previous page: 3c.14 How long does the rubella vaccine last?
  
page up: Childhood Vaccinations FAQ
  
next page: 3c.16 What are some of the risks of the rubella vaccine?

3c.15 What are the pros and cons of vaccinating all infants for rubella versus vaccinating females only at puberty?




Description

This article is from the Childhood Vaccinations FAQ, by Lynn Gazis-Sax lynng@alsirat.com with numerous contributions by others.

3c.15 What are the pros and cons of vaccinating all infants for rubella versus vaccinating females only at puberty?

There is still some uncertainty about the most desirable rubella
vaccination policy. In 1969, when the vaccine came out, it was decided
to avert the expected epidemic by vaccinating all children over one
year, so that they would not spread rubella to their possible pregnant
mothers - the first time one group of people was vaccinated to avoid
having them spread a disease to a different group of
people. Supporters of this policy point out that the expected epidemic
didn't occur. The possible disadvantage is that we aren't sure how
long the immunity lasts. Now that generation of children is old enough
to have children, and some of them may no longer be immune. In the
past, 80% of the population was immune due to having had rubella in
childhood.

Some countries follow a policy of vaccinating girls at puberty if they
don't have rubella antibodies (Pantell, Fries, and Vickery). The
disadvantage is that vaccine side effects are more common at this
age. The most common is joint pain, which occurs in 10% of women who
are vaccinated in adolescence or later. In some cases, it has lasted
as long as 24 months. (Pantell, Fries, and Vickery) The PDR describes
this same side effect in somewhat milder terms, saying that it
generally does not last very long and "Even in older women (35-45
years), these reactions are generally well tolerated and rarely
interfere with normal activities." It does agree with Pantell, Fries,
and Vickery that the incidence of this side effect increases with age:
0-3% of children and 12-20% of women have joint pain, and the pain is
more marked and of longer duration in the adult women. A few women
(between 1 in 500 and 1 in 10,000) experience peripheral neuropathy
(tingling hands). Another risk of vaccinating later is the risk that a
woman may be pregnant. So far, no connection with birth defects has
been demonstrated, but women are advised to avoid pregnancy for three
months after getting the vaccination.

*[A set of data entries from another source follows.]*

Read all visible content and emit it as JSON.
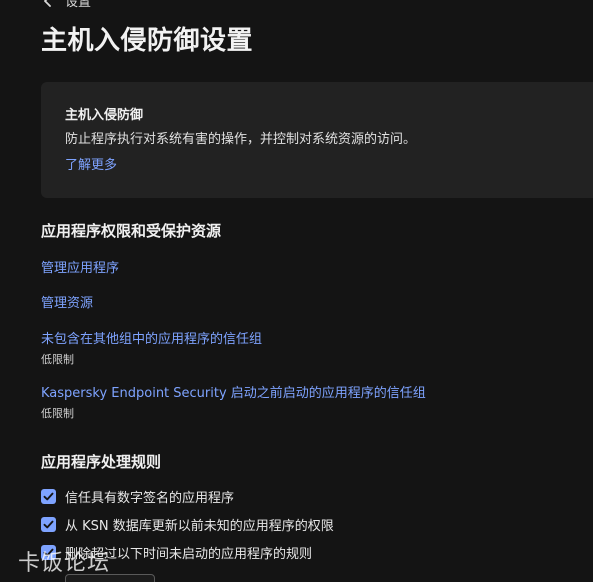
{
  "header": {
    "back_label": "设置",
    "title": "主机入侵防御设置"
  },
  "info_card": {
    "title": "主机入侵防御",
    "description": "防止程序执行对系统有害的操作，并控制对系统资源的访问。",
    "learn_more": "了解更多"
  },
  "permissions_section": {
    "title": "应用程序权限和受保护资源",
    "manage_apps": "管理应用程序",
    "manage_resources": "管理资源",
    "trust_group_other": {
      "label": "未包含在其他组中的应用程序的信任组",
      "value": "低限制"
    },
    "trust_group_before_start": {
      "label": "Kaspersky Endpoint Security 启动之前启动的应用程序的信任组",
      "value": "低限制"
    }
  },
  "rules_section": {
    "title": "应用程序处理规则",
    "options": [
      {
        "label": "信任具有数字签名的应用程序",
        "checked": true
      },
      {
        "label": "从 KSN 数据库更新以前未知的应用程序的权限",
        "checked": true
      },
      {
        "label": "删除超过以下时间未启动的应用程序的规则",
        "checked": true
      }
    ]
  },
  "watermark": "卡饭论坛",
  "colors": {
    "background": "#141414",
    "card": "#222222",
    "accent": "#7ea3ff",
    "text": "#e8e8e8"
  },
  "icons": {
    "back": "chevron-left-icon",
    "check": "checkmark-icon"
  }
}
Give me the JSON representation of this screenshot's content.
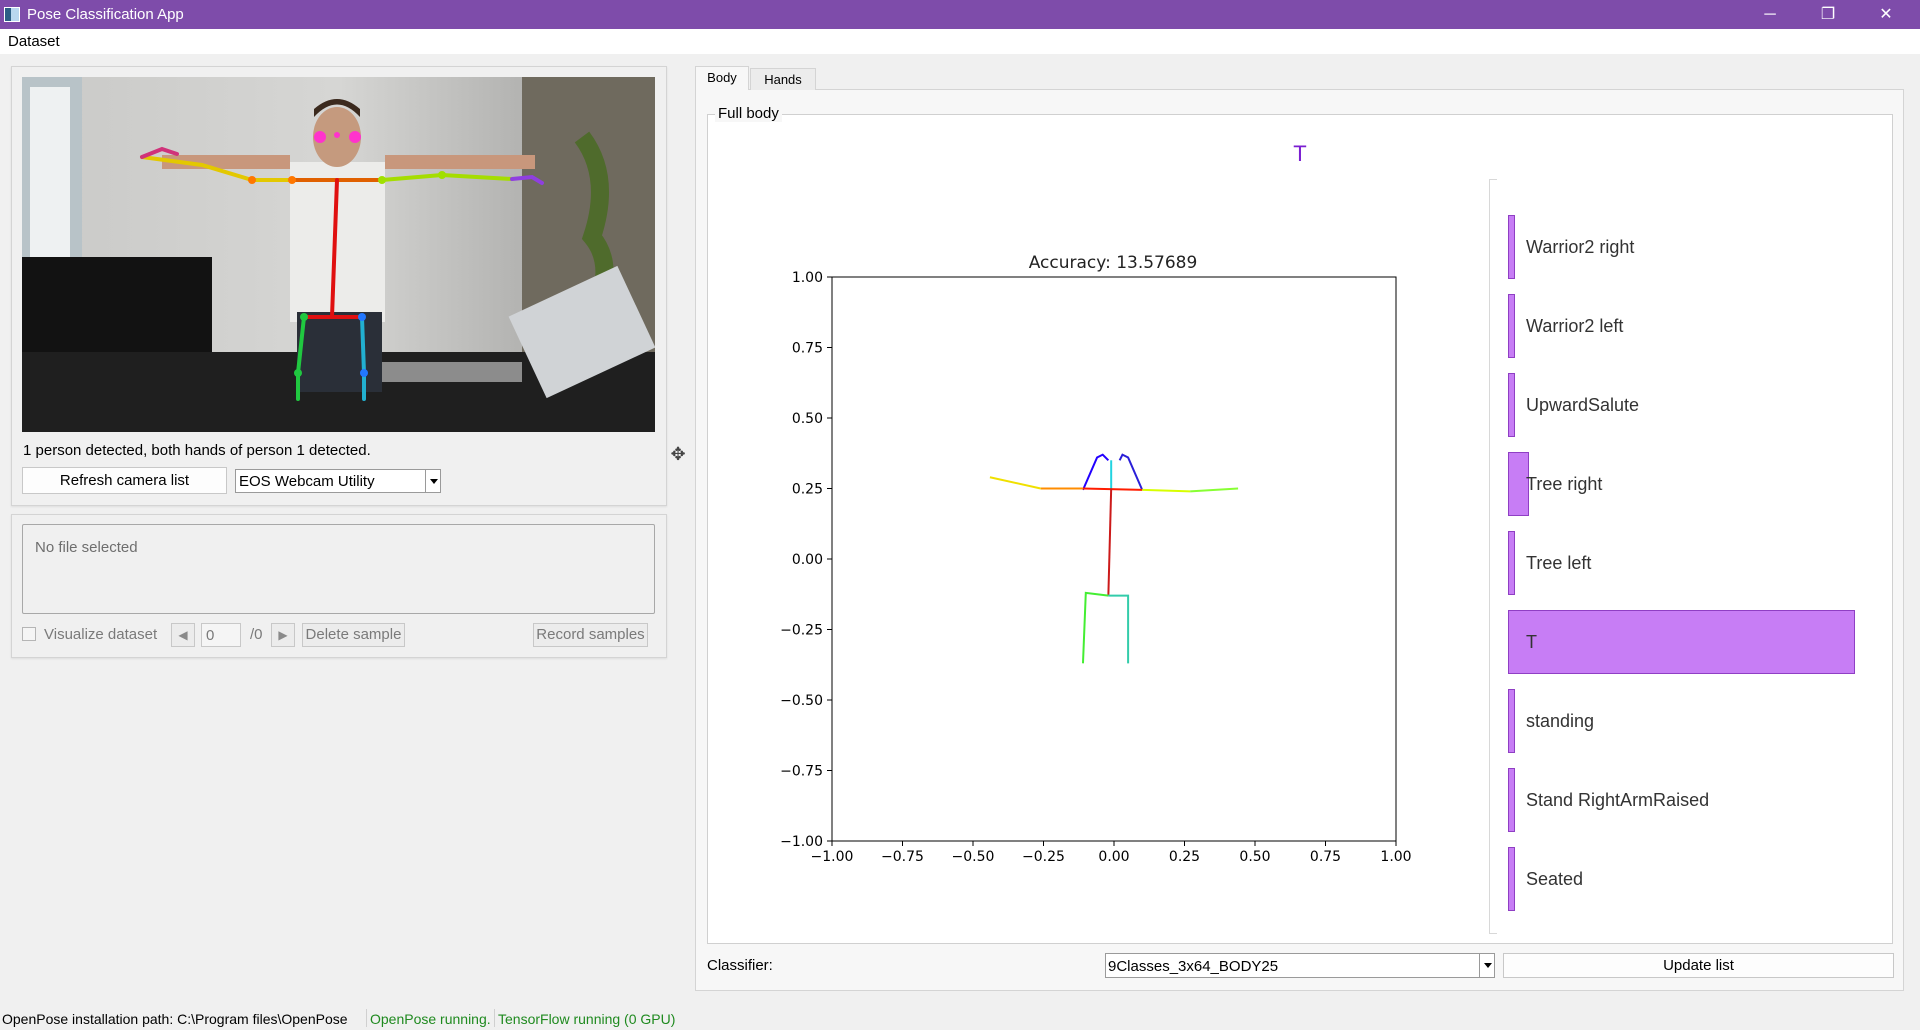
{
  "window": {
    "title": "Pose Classification App",
    "minimize": "─",
    "restore": "❐",
    "close": "✕"
  },
  "menu": {
    "dataset": "Dataset"
  },
  "camera": {
    "status": "1 person detected, both hands of person 1 detected.",
    "refresh_label": "Refresh camera list",
    "selected_camera": "EOS Webcam Utility"
  },
  "dataset_panel": {
    "file_placeholder": "No file selected",
    "visualize_label": "Visualize dataset",
    "sample_index": "0",
    "sample_total": "/0",
    "delete_label": "Delete sample",
    "record_label": "Record samples"
  },
  "tabs": [
    {
      "label": "Body"
    },
    {
      "label": "Hands"
    }
  ],
  "body": {
    "group_title": "Full body",
    "prediction": "T",
    "classifier_label": "Classifier:",
    "classifier_value": "9Classes_3x64_BODY25",
    "update_label": "Update list"
  },
  "classes": [
    {
      "label": "Warrior2 right",
      "prob": 0.02
    },
    {
      "label": "Warrior2 left",
      "prob": 0.02
    },
    {
      "label": "UpwardSalute",
      "prob": 0.02
    },
    {
      "label": "Tree right",
      "prob": 0.06
    },
    {
      "label": "Tree left",
      "prob": 0.02
    },
    {
      "label": "T",
      "prob": 1.0
    },
    {
      "label": "standing",
      "prob": 0.02
    },
    {
      "label": "Stand RightArmRaised",
      "prob": 0.02
    },
    {
      "label": "Seated",
      "prob": 0.02
    }
  ],
  "chart_data": {
    "type": "line",
    "title": "Accuracy: 13.57689",
    "xlim": [
      -1.0,
      1.0
    ],
    "ylim": [
      -1.0,
      1.0
    ],
    "xticks": [
      "−1.00",
      "−0.75",
      "−0.50",
      "−0.25",
      "0.00",
      "0.25",
      "0.50",
      "0.75",
      "1.00"
    ],
    "yticks": [
      "1.00",
      "0.75",
      "0.50",
      "0.25",
      "0.00",
      "−0.25",
      "−0.50",
      "−0.75",
      "−1.00"
    ],
    "grid": false,
    "series": [
      {
        "color": "#2200ff",
        "x": [
          -0.11,
          -0.06,
          -0.04,
          -0.02
        ],
        "y": [
          0.245,
          0.36,
          0.37,
          0.35
        ]
      },
      {
        "color": "#2a1fd8",
        "x": [
          0.02,
          0.03,
          0.05,
          0.1
        ],
        "y": [
          0.35,
          0.37,
          0.36,
          0.245
        ]
      },
      {
        "color": "#22d3e0",
        "x": [
          -0.01,
          -0.01
        ],
        "y": [
          0.35,
          0.25
        ]
      },
      {
        "color": "#ff1c00",
        "x": [
          -0.11,
          0.1
        ],
        "y": [
          0.25,
          0.245
        ]
      },
      {
        "color": "#ff8c00",
        "x": [
          -0.26,
          -0.11
        ],
        "y": [
          0.25,
          0.25
        ]
      },
      {
        "color": "#f0e000",
        "x": [
          -0.44,
          -0.26
        ],
        "y": [
          0.29,
          0.25
        ]
      },
      {
        "color": "#d8ff00",
        "x": [
          0.1,
          0.27
        ],
        "y": [
          0.245,
          0.24
        ]
      },
      {
        "color": "#88ff33",
        "x": [
          0.27,
          0.44
        ],
        "y": [
          0.24,
          0.25
        ]
      },
      {
        "color": "#cc1a1a",
        "x": [
          -0.01,
          -0.02
        ],
        "y": [
          0.25,
          -0.13
        ]
      },
      {
        "color": "#44ee33",
        "x": [
          -0.02,
          -0.1,
          -0.11
        ],
        "y": [
          -0.13,
          -0.12,
          -0.37
        ]
      },
      {
        "color": "#33ccaa",
        "x": [
          -0.02,
          0.05,
          0.05
        ],
        "y": [
          -0.13,
          -0.13,
          -0.37
        ]
      }
    ]
  },
  "statusbar": {
    "path": "OpenPose installation path: C:\\Program files\\OpenPose",
    "openpose": "OpenPose running.",
    "tensorflow": "TensorFlow running (0 GPU)",
    "ok_color": "#1f8a1f"
  }
}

Current US policy is to vaccinate all children at 15 months, and give
a booster during school years. Adult women are advised to get an
antibody test before becoming pregnant, and, if it comes up negative,
get vaccinated and wait three months before getting pregnant.

There has not been a rubella epidemic since 1964, either in countries
which vaccinate all children at 15 months, or in countries which
vaccinate girls only at puberty.

 

Continue to:

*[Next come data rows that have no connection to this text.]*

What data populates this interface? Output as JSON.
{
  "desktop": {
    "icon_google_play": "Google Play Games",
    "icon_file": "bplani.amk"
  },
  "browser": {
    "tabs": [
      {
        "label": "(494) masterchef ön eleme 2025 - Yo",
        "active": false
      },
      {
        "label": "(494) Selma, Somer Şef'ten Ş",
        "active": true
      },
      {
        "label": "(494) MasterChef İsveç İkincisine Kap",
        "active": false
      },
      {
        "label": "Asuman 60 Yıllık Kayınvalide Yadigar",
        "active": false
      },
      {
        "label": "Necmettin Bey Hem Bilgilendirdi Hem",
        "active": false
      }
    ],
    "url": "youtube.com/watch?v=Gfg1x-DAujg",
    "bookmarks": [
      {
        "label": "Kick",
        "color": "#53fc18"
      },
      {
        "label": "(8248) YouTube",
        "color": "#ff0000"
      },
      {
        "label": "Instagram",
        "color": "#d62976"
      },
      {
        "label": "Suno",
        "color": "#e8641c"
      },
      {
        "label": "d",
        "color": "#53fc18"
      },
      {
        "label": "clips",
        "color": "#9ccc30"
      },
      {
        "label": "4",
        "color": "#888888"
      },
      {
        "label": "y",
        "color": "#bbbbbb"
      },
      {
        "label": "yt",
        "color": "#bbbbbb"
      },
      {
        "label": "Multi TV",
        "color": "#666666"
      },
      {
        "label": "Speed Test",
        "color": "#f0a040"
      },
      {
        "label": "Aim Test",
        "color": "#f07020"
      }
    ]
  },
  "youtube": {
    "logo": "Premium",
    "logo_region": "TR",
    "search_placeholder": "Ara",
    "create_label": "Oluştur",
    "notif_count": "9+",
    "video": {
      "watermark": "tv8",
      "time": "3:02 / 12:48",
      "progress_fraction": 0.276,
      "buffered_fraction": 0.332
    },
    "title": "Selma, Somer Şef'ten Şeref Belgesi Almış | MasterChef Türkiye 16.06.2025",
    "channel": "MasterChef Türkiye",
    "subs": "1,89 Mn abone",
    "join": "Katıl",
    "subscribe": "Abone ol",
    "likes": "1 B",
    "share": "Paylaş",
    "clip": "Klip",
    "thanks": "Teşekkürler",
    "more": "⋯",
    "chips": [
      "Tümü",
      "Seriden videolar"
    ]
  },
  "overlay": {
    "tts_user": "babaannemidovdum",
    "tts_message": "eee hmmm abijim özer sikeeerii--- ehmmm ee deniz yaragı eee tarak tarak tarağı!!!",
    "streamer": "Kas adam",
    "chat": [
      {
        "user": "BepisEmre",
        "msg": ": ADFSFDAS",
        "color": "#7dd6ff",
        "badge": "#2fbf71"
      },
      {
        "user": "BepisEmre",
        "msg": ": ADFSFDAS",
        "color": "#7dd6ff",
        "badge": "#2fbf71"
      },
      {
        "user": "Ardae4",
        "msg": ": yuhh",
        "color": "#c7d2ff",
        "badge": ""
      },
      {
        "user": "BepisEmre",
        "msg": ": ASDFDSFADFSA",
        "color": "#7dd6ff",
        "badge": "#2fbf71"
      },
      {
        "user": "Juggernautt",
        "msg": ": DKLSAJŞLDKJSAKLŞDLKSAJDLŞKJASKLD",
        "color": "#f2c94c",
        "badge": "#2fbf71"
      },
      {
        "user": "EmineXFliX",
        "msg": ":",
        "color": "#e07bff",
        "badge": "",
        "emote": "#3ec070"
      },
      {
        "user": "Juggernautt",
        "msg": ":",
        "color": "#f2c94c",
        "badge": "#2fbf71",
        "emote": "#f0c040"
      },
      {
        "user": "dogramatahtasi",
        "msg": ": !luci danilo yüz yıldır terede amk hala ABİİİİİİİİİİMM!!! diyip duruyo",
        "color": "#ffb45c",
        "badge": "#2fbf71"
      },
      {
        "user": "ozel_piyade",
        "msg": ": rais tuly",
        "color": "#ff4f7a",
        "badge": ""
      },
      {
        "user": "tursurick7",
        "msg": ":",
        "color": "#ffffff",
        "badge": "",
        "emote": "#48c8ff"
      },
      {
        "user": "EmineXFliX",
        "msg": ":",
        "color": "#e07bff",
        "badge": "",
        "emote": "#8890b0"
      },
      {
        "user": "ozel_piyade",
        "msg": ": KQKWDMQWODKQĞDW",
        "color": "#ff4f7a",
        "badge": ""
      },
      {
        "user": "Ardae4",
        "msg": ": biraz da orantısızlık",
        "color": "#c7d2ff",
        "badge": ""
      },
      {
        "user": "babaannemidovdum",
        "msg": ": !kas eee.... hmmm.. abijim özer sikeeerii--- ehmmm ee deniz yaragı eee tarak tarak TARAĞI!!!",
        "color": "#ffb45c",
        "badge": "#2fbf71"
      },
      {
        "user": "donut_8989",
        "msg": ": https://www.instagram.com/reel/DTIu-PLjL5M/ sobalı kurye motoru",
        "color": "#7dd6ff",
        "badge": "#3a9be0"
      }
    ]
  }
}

TOP
previous page: 3c.14 How long does the rubella vaccine last?
  
page up: Childhood Vaccinations FAQ
  
next page: 3c.16 What are some of the risks of the rubella vaccine?